#### ENTRIES SUPPLIED

──────────

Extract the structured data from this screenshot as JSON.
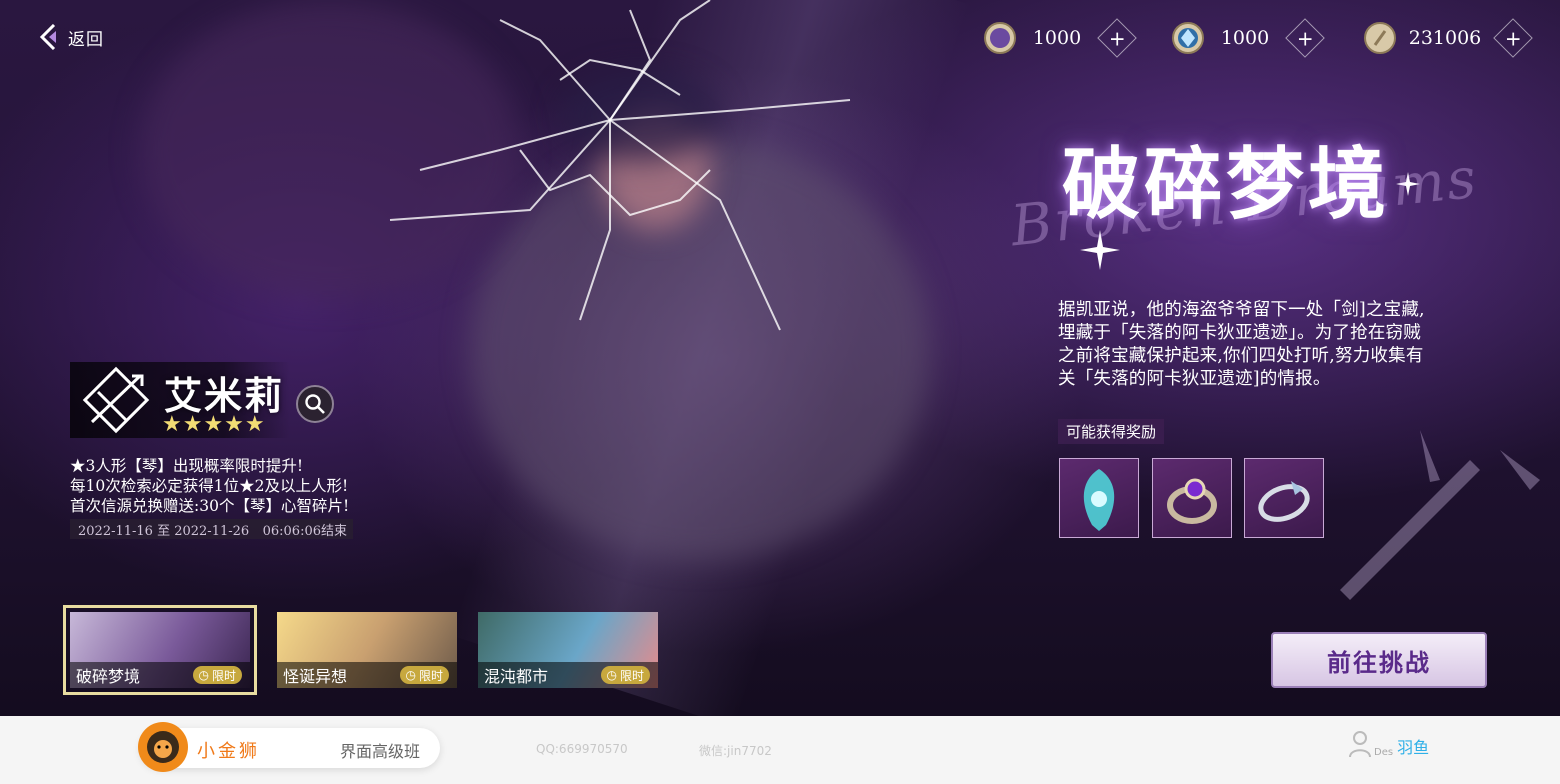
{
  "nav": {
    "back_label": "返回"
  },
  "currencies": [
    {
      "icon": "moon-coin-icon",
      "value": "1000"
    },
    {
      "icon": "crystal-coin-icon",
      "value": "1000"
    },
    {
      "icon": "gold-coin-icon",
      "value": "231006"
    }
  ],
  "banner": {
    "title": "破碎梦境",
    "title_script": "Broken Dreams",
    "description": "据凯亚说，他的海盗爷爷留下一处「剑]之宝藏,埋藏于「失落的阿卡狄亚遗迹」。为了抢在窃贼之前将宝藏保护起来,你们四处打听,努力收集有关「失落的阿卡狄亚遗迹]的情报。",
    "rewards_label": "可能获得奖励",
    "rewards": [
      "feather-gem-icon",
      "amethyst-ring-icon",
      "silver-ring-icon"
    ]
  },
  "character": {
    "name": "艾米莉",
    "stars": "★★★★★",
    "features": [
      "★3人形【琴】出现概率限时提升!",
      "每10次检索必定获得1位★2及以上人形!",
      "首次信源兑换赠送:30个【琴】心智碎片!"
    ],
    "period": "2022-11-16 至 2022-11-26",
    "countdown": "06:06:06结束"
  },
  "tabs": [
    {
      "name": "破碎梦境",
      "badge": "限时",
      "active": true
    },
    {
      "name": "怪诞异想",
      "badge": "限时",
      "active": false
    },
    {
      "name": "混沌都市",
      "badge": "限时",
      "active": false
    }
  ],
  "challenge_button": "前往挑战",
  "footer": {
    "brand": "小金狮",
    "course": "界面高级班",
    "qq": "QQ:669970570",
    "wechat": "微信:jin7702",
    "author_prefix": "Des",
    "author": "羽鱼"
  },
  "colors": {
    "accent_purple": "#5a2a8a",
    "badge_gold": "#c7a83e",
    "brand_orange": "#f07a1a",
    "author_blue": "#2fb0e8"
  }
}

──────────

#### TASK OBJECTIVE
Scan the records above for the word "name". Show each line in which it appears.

#### EXERCISE RESULT
    "name": "艾米莉",
      "name": "破碎梦境",
      "name": "怪诞异想",
      "name": "混沌都市",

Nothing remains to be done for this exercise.